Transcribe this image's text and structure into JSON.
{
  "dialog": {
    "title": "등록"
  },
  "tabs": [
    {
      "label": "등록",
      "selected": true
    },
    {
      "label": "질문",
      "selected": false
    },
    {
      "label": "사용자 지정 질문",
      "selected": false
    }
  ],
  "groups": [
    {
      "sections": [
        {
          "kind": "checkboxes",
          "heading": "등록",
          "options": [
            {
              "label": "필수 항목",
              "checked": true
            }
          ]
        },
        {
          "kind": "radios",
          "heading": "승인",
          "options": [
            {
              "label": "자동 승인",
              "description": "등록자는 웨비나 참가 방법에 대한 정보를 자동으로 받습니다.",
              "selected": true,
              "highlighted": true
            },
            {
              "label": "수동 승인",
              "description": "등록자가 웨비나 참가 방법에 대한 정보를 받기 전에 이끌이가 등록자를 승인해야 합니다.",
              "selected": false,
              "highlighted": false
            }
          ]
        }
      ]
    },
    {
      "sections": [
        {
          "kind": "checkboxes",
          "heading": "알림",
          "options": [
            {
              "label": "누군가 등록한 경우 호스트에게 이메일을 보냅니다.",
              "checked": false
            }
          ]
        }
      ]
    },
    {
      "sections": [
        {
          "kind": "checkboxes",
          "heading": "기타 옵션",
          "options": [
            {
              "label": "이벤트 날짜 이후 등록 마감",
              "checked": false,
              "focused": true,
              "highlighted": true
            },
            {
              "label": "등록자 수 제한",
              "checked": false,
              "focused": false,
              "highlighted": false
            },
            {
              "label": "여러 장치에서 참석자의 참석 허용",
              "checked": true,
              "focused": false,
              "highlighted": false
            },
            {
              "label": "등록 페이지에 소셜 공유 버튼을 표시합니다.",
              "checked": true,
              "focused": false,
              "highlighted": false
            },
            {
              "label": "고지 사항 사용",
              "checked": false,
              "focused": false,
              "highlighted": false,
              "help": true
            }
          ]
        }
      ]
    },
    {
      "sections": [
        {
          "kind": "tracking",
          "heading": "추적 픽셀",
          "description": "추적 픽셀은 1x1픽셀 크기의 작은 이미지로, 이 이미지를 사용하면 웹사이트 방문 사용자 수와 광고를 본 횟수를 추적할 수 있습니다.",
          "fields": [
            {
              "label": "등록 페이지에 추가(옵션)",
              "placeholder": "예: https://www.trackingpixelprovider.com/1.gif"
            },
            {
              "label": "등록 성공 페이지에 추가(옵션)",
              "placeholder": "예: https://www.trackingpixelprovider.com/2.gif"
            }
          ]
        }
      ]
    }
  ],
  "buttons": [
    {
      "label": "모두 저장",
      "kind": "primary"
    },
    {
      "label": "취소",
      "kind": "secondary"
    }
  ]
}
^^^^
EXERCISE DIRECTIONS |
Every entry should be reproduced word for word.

RESULT |
Transcribe this image's text and structure into JSON.
{
  "dialog": {
    "title": "등록"
  },
  "tabs": [
    {
      "label": "등록",
      "selected": true
    },
    {
      "label": "질문",
      "selected": false
    },
    {
      "label": "사용자 지정 질문",
      "selected": false
    }
  ],
  "groups": [
    {
      "sections": [
        {
          "kind": "checkboxes",
          "heading": "등록",
          "options": [
            {
              "label": "필수 항목",
              "checked": true
            }
          ]
        },
        {
          "kind": "radios",
          "heading": "승인",
          "options": [
            {
              "label": "자동 승인",
              "description": "등록자는 웨비나 참가 방법에 대한 정보를 자동으로 받습니다.",
              "selected": true,
              "highlighted": true
            },
            {
              "label": "수동 승인",
              "description": "등록자가 웨비나 참가 방법에 대한 정보를 받기 전에 이끌이가 등록자를 승인해야 합니다.",
              "selected": false,
              "highlighted": false
            }
          ]
        }
      ]
    },
    {
      "sections": [
        {
          "kind": "checkboxes",
          "heading": "알림",
          "options": [
            {
              "label": "누군가 등록한 경우 호스트에게 이메일을 보냅니다.",
              "checked": false
            }
          ]
        }
      ]
    },
    {
      "sections": [
        {
          "kind": "checkboxes",
          "heading": "기타 옵션",
          "options": [
            {
              "label": "이벤트 날짜 이후 등록 마감",
              "checked": false,
              "focused": true,
              "highlighted": true
            },
            {
              "label": "등록자 수 제한",
              "checked": false,
              "focused": false,
              "highlighted": false
            },
            {
              "label": "여러 장치에서 참석자의 참석 허용",
              "checked": true,
              "focused": false,
              "highlighted": false
            },
            {
              "label": "등록 페이지에 소셜 공유 버튼을 표시합니다.",
              "checked": true,
              "focused": false,
              "highlighted": false
            },
            {
              "label": "고지 사항 사용",
              "checked": false,
              "focused": false,
              "highlighted": false,
              "help": true
            }
          ]
        }
      ]
    },
    {
      "sections": [
        {
          "kind": "tracking",
          "heading": "추적 픽셀",
          "description": "추적 픽셀은 1x1픽셀 크기의 작은 이미지로, 이 이미지를 사용하면 웹사이트 방문 사용자 수와 광고를 본 횟수를 추적할 수 있습니다.",
          "fields": [
            {
              "label": "등록 페이지에 추가(옵션)",
              "placeholder": "예: https://www.trackingpixelprovider.com/1.gif"
            },
            {
              "label": "등록 성공 페이지에 추가(옵션)",
              "placeholder": "예: https://www.trackingpixelprovider.com/2.gif"
            }
          ]
        }
      ]
    }
  ],
  "buttons": [
    {
      "label": "모두 저장",
      "kind": "primary"
    },
    {
      "label": "취소",
      "kind": "secondary"
    }
  ]
}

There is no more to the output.